Goal of the exercise:
Scan the lines below for the string "StreamingAssets" and copy every one that has it.

Raw data:
:::

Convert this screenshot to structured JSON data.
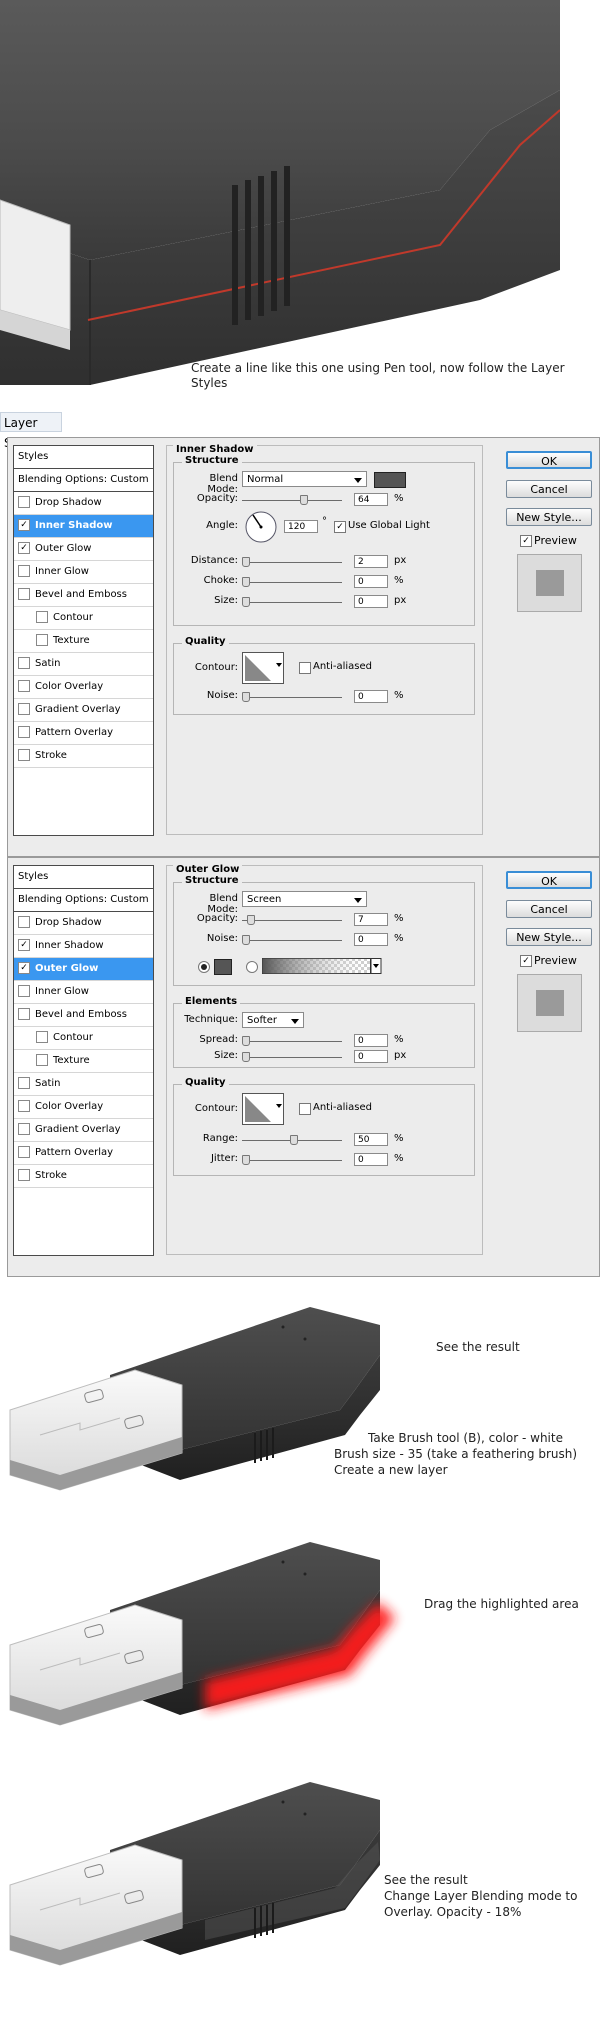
{
  "top_caption": "Create a line like this one using Pen tool, now follow the Layer Styles",
  "tag_label": "Layer Style",
  "styles_panel": {
    "header": "Styles",
    "blending": "Blending Options: Custom",
    "items": [
      "Drop Shadow",
      "Inner Shadow",
      "Outer Glow",
      "Inner Glow",
      "Bevel and Emboss",
      "Contour",
      "Texture",
      "Satin",
      "Color Overlay",
      "Gradient Overlay",
      "Pattern Overlay",
      "Stroke"
    ]
  },
  "buttons": {
    "ok": "OK",
    "cancel": "Cancel",
    "new_style": "New Style...",
    "preview": "Preview"
  },
  "inner_shadow": {
    "title": "Inner Shadow",
    "structure": "Structure",
    "blend_mode_label": "Blend Mode:",
    "blend_mode": "Normal",
    "opacity_label": "Opacity:",
    "opacity": "64",
    "angle_label": "Angle:",
    "angle": "120",
    "degree": "°",
    "global_light": "Use Global Light",
    "distance_label": "Distance:",
    "distance": "2",
    "choke_label": "Choke:",
    "choke": "0",
    "size_label": "Size:",
    "size": "0",
    "quality": "Quality",
    "contour_label": "Contour:",
    "anti_aliased": "Anti-aliased",
    "noise_label": "Noise:",
    "noise": "0",
    "pct": "%",
    "px": "px"
  },
  "outer_glow": {
    "title": "Outer Glow",
    "structure": "Structure",
    "blend_mode_label": "Blend Mode:",
    "blend_mode": "Screen",
    "opacity_label": "Opacity:",
    "opacity": "7",
    "noise_label": "Noise:",
    "noise": "0",
    "elements": "Elements",
    "technique_label": "Technique:",
    "technique": "Softer",
    "spread_label": "Spread:",
    "spread": "0",
    "size_label": "Size:",
    "size": "0",
    "quality": "Quality",
    "contour_label": "Contour:",
    "anti_aliased": "Anti-aliased",
    "range_label": "Range:",
    "range": "50",
    "jitter_label": "Jitter:",
    "jitter": "0",
    "pct": "%",
    "px": "px"
  },
  "captions": {
    "see_result_1": "See the result",
    "brush_1": "Take Brush tool (B), color - white",
    "brush_2": "Brush size - 35 (take a feathering brush)",
    "brush_3": "Create a new layer",
    "drag": "Drag the highlighted area",
    "see_result_2": "See the result",
    "blend_1": "Change Layer Blending mode to",
    "blend_2": "Overlay. Opacity - 18%"
  },
  "colors": {
    "selection": "#3a97f0",
    "plug_dark": "#3c3c3c",
    "highlight_red": "#ff1a1a",
    "guide_line": "#c0392b"
  },
  "icons": [
    "checkbox-icon",
    "dropdown-arrow-icon",
    "angle-dial-icon",
    "contour-icon",
    "gradient-swatch-icon"
  ]
}
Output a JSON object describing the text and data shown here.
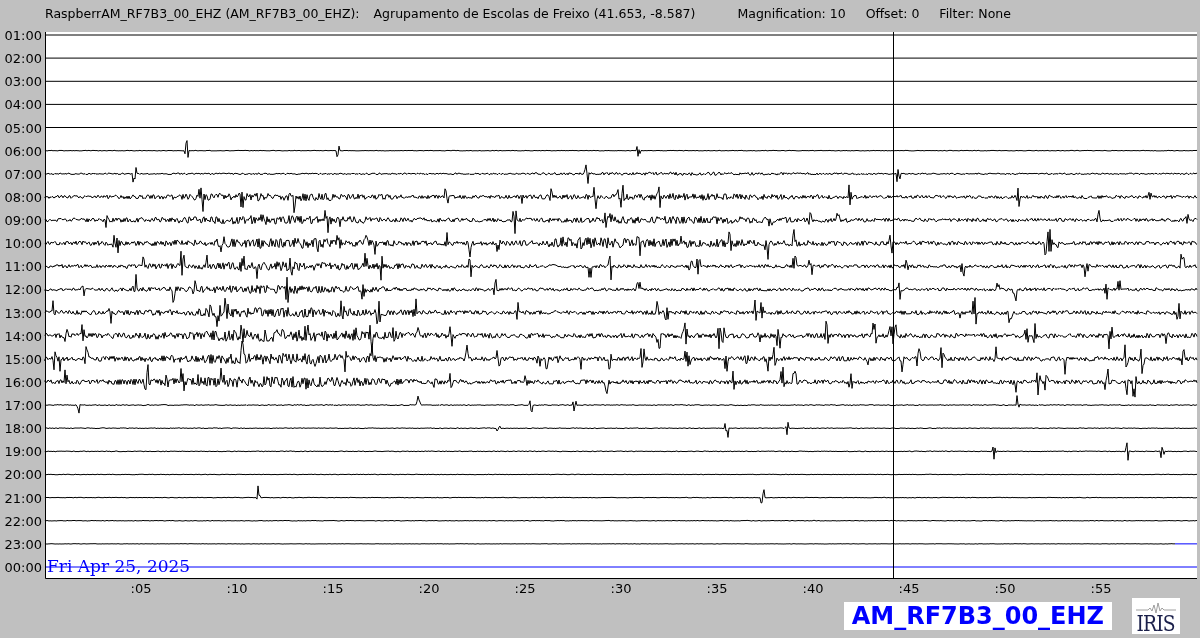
{
  "header": {
    "station": "RaspberrAM_RF7B3_00_EHZ (AM_RF7B3_00_EHZ):",
    "location": "Agrupamento de Escolas de Freixo (41.653, -8.587)",
    "magnification": "Magnification: 10",
    "offset": "Offset: 0",
    "filter": "Filter: None"
  },
  "helicorder": {
    "hours": [
      "01:00",
      "02:00",
      "03:00",
      "04:00",
      "05:00",
      "06:00",
      "07:00",
      "08:00",
      "09:00",
      "10:00",
      "11:00",
      "12:00",
      "13:00",
      "14:00",
      "15:00",
      "16:00",
      "17:00",
      "18:00",
      "19:00",
      "20:00",
      "21:00",
      "22:00",
      "23:00",
      "00:00"
    ],
    "date": "Fri Apr 25, 2025",
    "minute_ticks": [
      ":05",
      ":10",
      ":15",
      ":20",
      ":25",
      ":30",
      ":35",
      ":40",
      ":45",
      ":50",
      ":55"
    ]
  },
  "footer": {
    "channel": "AM_RF7B3_00_EHZ",
    "logo": "IRIS"
  }
}
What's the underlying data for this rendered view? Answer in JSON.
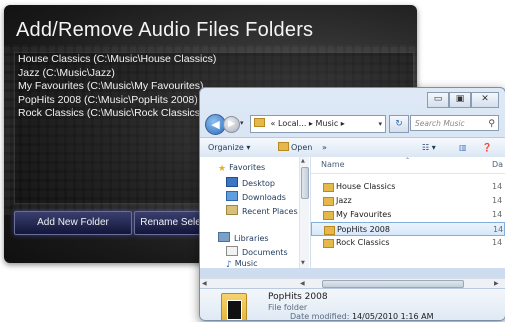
{
  "media_panel": {
    "title": "Add/Remove Audio Files Folders",
    "folders": [
      "House Classics  (C:\\Music\\House Classics)",
      "Jazz  (C:\\Music\\Jazz)",
      "My Favourites  (C:\\Music\\My Favourites)",
      "PopHits 2008  (C:\\Music\\PopHits 2008)",
      "Rock Classics  (C:\\Music\\Rock Classics)"
    ],
    "add_button": "Add New Folder",
    "rename_button": "Rename Selected"
  },
  "explorer": {
    "address": {
      "prefix": "«",
      "part1": "Local...",
      "sep": "▸",
      "part2": "Music",
      "sep2": "▸"
    },
    "search_placeholder": "Search Music",
    "toolbar": {
      "organize": "Organize ▾",
      "open": "Open",
      "more": "»",
      "views": "☷ ▾"
    },
    "nav": {
      "favorites": "Favorites",
      "desktop": "Desktop",
      "downloads": "Downloads",
      "recent": "Recent Places",
      "libraries": "Libraries",
      "documents": "Documents",
      "music": "Music"
    },
    "columns": {
      "name": "Name",
      "date": "Da"
    },
    "files": [
      {
        "name": "House Classics",
        "date": "14"
      },
      {
        "name": "Jazz",
        "date": "14"
      },
      {
        "name": "My Favourites",
        "date": "14"
      },
      {
        "name": "PopHits 2008",
        "date": "14",
        "selected": true
      },
      {
        "name": "Rock Classics",
        "date": "14"
      }
    ],
    "details": {
      "name": "PopHits 2008",
      "type": "File folder",
      "modified_label": "Date modified:",
      "modified_value": "14/05/2010 1:16 AM"
    }
  },
  "colors": {
    "selection": "#d6e8fb",
    "folder": "#e6b84b",
    "dark_button": "#2a2f5a"
  }
}
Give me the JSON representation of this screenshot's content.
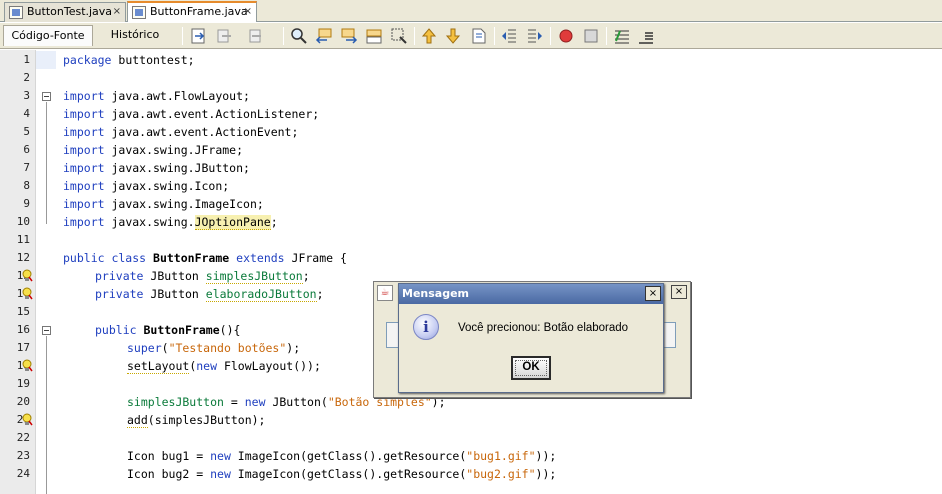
{
  "file_tabs": [
    {
      "label": "ButtonTest.java",
      "close": "×",
      "active": false
    },
    {
      "label": "ButtonFrame.java",
      "close": "×",
      "active": true
    }
  ],
  "view_tabs": [
    "Código-Fonte",
    "Histórico"
  ],
  "toolbar_icons": [
    "go-to-source-icon",
    "back-icon",
    "forward-icon",
    "find-icon",
    "find-previous-icon",
    "find-next-icon",
    "toggle-highlight-icon",
    "find-selection-icon",
    "shift-up-icon",
    "shift-down-icon",
    "toggle-bookmark-icon",
    "previous-bookmark-icon",
    "next-bookmark-icon",
    "start-macro-icon",
    "stop-macro-icon",
    "comment-icon",
    "uncomment-icon"
  ],
  "line_numbers": [
    "1",
    "2",
    "3",
    "4",
    "5",
    "6",
    "7",
    "8",
    "9",
    "10",
    "11",
    "12",
    "13",
    "14",
    "15",
    "16",
    "17",
    "18",
    "19",
    "20",
    "21",
    "22",
    "23",
    "24"
  ],
  "code": {
    "l1": {
      "kw": "package",
      "rest": " buttontest;"
    },
    "l3": {
      "kw": "import",
      "rest": " java.awt.FlowLayout;"
    },
    "l4": {
      "kw": "import",
      "rest": " java.awt.event.ActionListener;"
    },
    "l5": {
      "kw": "import",
      "rest": " java.awt.event.ActionEvent;"
    },
    "l6": {
      "kw": "import",
      "rest": " javax.swing.JFrame;"
    },
    "l7": {
      "kw": "import",
      "rest": " javax.swing.JButton;"
    },
    "l8": {
      "kw": "import",
      "rest": " javax.swing.Icon;"
    },
    "l9": {
      "kw": "import",
      "rest": " javax.swing.ImageIcon;"
    },
    "l10": {
      "kw": "import",
      "rest_a": " javax.swing.",
      "hl": "JOptionPane",
      "rest_b": ";"
    },
    "l12": {
      "kw1": "public class",
      "name": "ButtonFrame",
      "kw2": "extends",
      "rest": " JFrame {"
    },
    "l13": {
      "kw": "private",
      "type": " JButton ",
      "field": "simplesJButton",
      "end": ";"
    },
    "l14": {
      "kw": "private",
      "type": " JButton ",
      "field": "elaboradoJButton",
      "end": ";"
    },
    "l16": {
      "kw": "public",
      "name": "ButtonFrame",
      "rest": "(){"
    },
    "l17": {
      "kw": "super",
      "p1": "(",
      "str": "\"Testando botões\"",
      "p2": ");"
    },
    "l18": {
      "call": "setLayout",
      "p1": "(",
      "kw": "new",
      "rest": " FlowLayout());"
    },
    "l20": {
      "field": "simplesJButton",
      "eq": " = ",
      "kw": "new",
      "mid": " JButton(",
      "str": "\"Botão simples\"",
      "end": ");"
    },
    "l21": {
      "call": "add",
      "rest": "(simplesJButton);"
    },
    "l23": {
      "pre": "Icon bug1 = ",
      "kw": "new",
      "mid": " ImageIcon(getClass().getResource(",
      "str": "\"bug1.gif\"",
      "end": "));"
    },
    "l24": {
      "pre": "Icon bug2 = ",
      "kw": "new",
      "mid": " ImageIcon(getClass().getResource(",
      "str": "\"bug2.gif\"",
      "end": "));"
    }
  },
  "back_dialog": {
    "close": "×"
  },
  "dialog": {
    "title": "Mensagem",
    "close": "×",
    "info_glyph": "i",
    "message": "Você precionou: Botão elaborado",
    "ok_label": "OK"
  },
  "colors": {
    "keyword": "#1f3fbf",
    "string": "#c8670b",
    "title_bar": "#4a69a3",
    "margin_line": "#f3b8b8"
  }
}
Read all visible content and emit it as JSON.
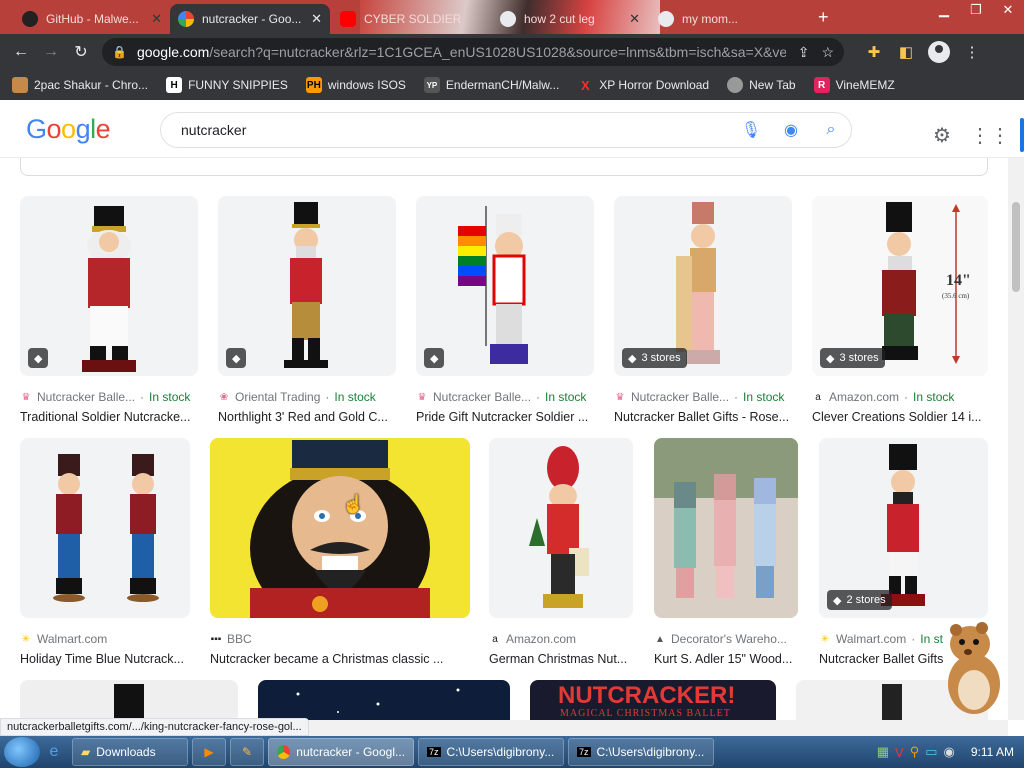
{
  "browser": {
    "tabs": [
      {
        "label": "GitHub - Malwe...",
        "color": "#333"
      },
      {
        "label": "nutcracker - Goo...",
        "color": "#4285f4"
      },
      {
        "label": "CYBER SOLDIER",
        "color": "#ff0000"
      },
      {
        "label": "how 2 cut leg",
        "color": "#4285f4"
      },
      {
        "label": "my mom...",
        "color": "#4285f4"
      }
    ],
    "url_domain": "google.com",
    "url_rest": "/search?q=nutcracker&rlz=1C1GCEA_enUS1028US1028&source=lnms&tbm=isch&sa=X&ved=...",
    "bookmarks": [
      {
        "label": "2pac Shakur - Chro...",
        "icon": "person-icon",
        "badge": "",
        "color": "#c58a4a"
      },
      {
        "label": "FUNNY SNIPPIES",
        "icon": "h-icon",
        "badge": "H",
        "color": "#ffffff"
      },
      {
        "label": "windows ISOS",
        "icon": "ph-icon",
        "badge": "PH",
        "color": "#f90"
      },
      {
        "label": "EndermanCH/Malw...",
        "icon": "yp-icon",
        "badge": "YP",
        "color": "#555"
      },
      {
        "label": "XP Horror Download",
        "icon": "x-icon",
        "badge": "X",
        "color": "#d00"
      },
      {
        "label": "New Tab",
        "icon": "globe-icon",
        "badge": "",
        "color": "#999"
      },
      {
        "label": "VineMEMZ",
        "icon": "r-icon",
        "badge": "R",
        "color": "#e0245e"
      }
    ]
  },
  "search": {
    "logo": "Google",
    "query": "nutcracker"
  },
  "results": [
    {
      "source": "Nutcracker Balle...",
      "stock": "In stock",
      "title": "Traditional Soldier Nutcracke...",
      "tag": "",
      "source_color": "#e06b8a"
    },
    {
      "source": "Oriental Trading",
      "stock": "In stock",
      "title": "Northlight 3' Red and Gold C...",
      "tag": "",
      "source_color": "#e06b8a"
    },
    {
      "source": "Nutcracker Balle...",
      "stock": "In stock",
      "title": "Pride Gift Nutcracker Soldier ...",
      "tag": "",
      "source_color": "#e06b8a"
    },
    {
      "source": "Nutcracker Balle...",
      "stock": "In stock",
      "title": "Nutcracker Ballet Gifts - Rose...",
      "tag": "3 stores",
      "source_color": "#e06b8a"
    },
    {
      "source": "Amazon.com",
      "stock": "In stock",
      "title": "Clever Creations Soldier 14 i...",
      "tag": "3 stores",
      "source_color": "#222"
    },
    {
      "source": "Walmart.com",
      "stock": "",
      "title": "Holiday Time Blue Nutcrack...",
      "tag": "",
      "source_color": "#fbbc04"
    },
    {
      "source": "BBC",
      "stock": "",
      "title": "Nutcracker became a Christmas classic ...",
      "tag": "",
      "source_color": "#222"
    },
    {
      "source": "Amazon.com",
      "stock": "",
      "title": "German Christmas Nut...",
      "tag": "",
      "source_color": "#222"
    },
    {
      "source": "Decorator's Wareho...",
      "stock": "",
      "title": "Kurt S. Adler 15\" Wood...",
      "tag": "",
      "source_color": "#555"
    },
    {
      "source": "Walmart.com",
      "stock": "In st",
      "title": "Nutcracker Ballet Gifts",
      "tag": "2 stores",
      "source_color": "#fbbc04"
    }
  ],
  "image_text": {
    "size_label": "14\"",
    "size_sub": "(35.6 cm)",
    "banner_main": "NUTCRACKER!",
    "banner_sub": "MAGICAL CHRISTMAS BALLET"
  },
  "status_url": "nutcrackerballetgifts.com/.../king-nutcracker-fancy-rose-gol...",
  "taskbar": {
    "buttons": [
      {
        "label": "Downloads",
        "icon": "folder-icon"
      },
      {
        "label": "",
        "icon": "media-player-icon"
      },
      {
        "label": "",
        "icon": "paint-icon"
      },
      {
        "label": "nutcracker - Googl...",
        "icon": "chrome-icon"
      },
      {
        "label": "C:\\Users\\digibrony...",
        "icon": "7zip-icon"
      },
      {
        "label": "C:\\Users\\digibrony...",
        "icon": "7zip-icon"
      }
    ],
    "clock": "9:11 AM"
  },
  "colors": {
    "accent": "#1a73e8",
    "stock_green": "#188038",
    "chrome_dark": "#35363a"
  }
}
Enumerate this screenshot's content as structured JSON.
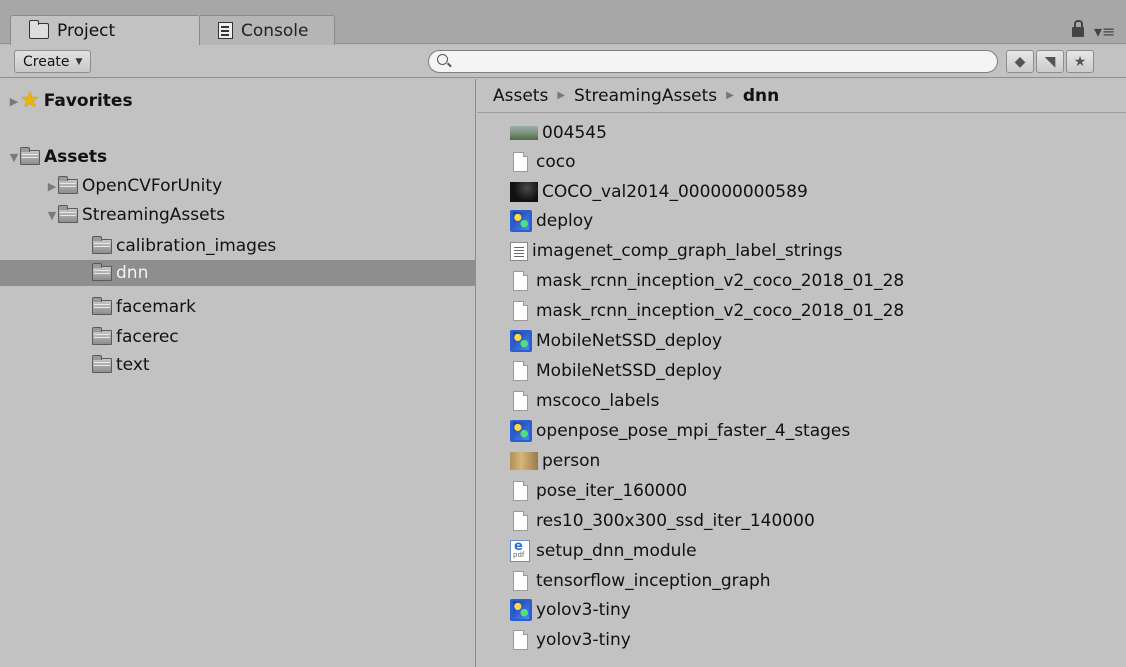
{
  "tabs": [
    {
      "label": "Project",
      "icon": "folder-icon",
      "active": true
    },
    {
      "label": "Console",
      "icon": "console-icon",
      "active": false
    }
  ],
  "toolbar": {
    "create_label": "Create",
    "search_value": "",
    "buttons": [
      "filter-by-type-icon",
      "filter-by-label-icon",
      "favorite-star-icon"
    ]
  },
  "tree": {
    "favorites_label": "Favorites",
    "assets_label": "Assets",
    "items": [
      {
        "label": "OpenCVForUnity",
        "indent": 1,
        "expanded": false,
        "selected": false
      },
      {
        "label": "StreamingAssets",
        "indent": 1,
        "expanded": true,
        "selected": false
      },
      {
        "label": "calibration_images",
        "indent": 2,
        "selected": false
      },
      {
        "label": "dnn",
        "indent": 2,
        "selected": true
      },
      {
        "label": "facemark",
        "indent": 2,
        "selected": false
      },
      {
        "label": "facerec",
        "indent": 2,
        "selected": false
      },
      {
        "label": "text",
        "indent": 2,
        "selected": false
      }
    ]
  },
  "breadcrumb": [
    "Assets",
    "StreamingAssets",
    "dnn"
  ],
  "files": [
    {
      "name": "004545",
      "icon": "image-thumbnail-icon"
    },
    {
      "name": "coco",
      "icon": "document-icon"
    },
    {
      "name": "COCO_val2014_000000000589",
      "icon": "image-thumbnail-icon"
    },
    {
      "name": "deploy",
      "icon": "model-file-icon"
    },
    {
      "name": "imagenet_comp_graph_label_strings",
      "icon": "text-file-icon"
    },
    {
      "name": "mask_rcnn_inception_v2_coco_2018_01_28",
      "icon": "document-icon"
    },
    {
      "name": "mask_rcnn_inception_v2_coco_2018_01_28",
      "icon": "document-icon"
    },
    {
      "name": "MobileNetSSD_deploy",
      "icon": "model-file-icon"
    },
    {
      "name": "MobileNetSSD_deploy",
      "icon": "document-icon"
    },
    {
      "name": "mscoco_labels",
      "icon": "document-icon"
    },
    {
      "name": "openpose_pose_mpi_faster_4_stages",
      "icon": "model-file-icon"
    },
    {
      "name": "person",
      "icon": "image-thumbnail-icon"
    },
    {
      "name": "pose_iter_160000",
      "icon": "document-icon"
    },
    {
      "name": "res10_300x300_ssd_iter_140000",
      "icon": "document-icon"
    },
    {
      "name": "setup_dnn_module",
      "icon": "pdf-file-icon"
    },
    {
      "name": "tensorflow_inception_graph",
      "icon": "document-icon"
    },
    {
      "name": "yolov3-tiny",
      "icon": "model-file-icon"
    },
    {
      "name": "yolov3-tiny",
      "icon": "document-icon"
    }
  ]
}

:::

Task solution:
        "label": "StreamingAssets",
    "StreamingAssets",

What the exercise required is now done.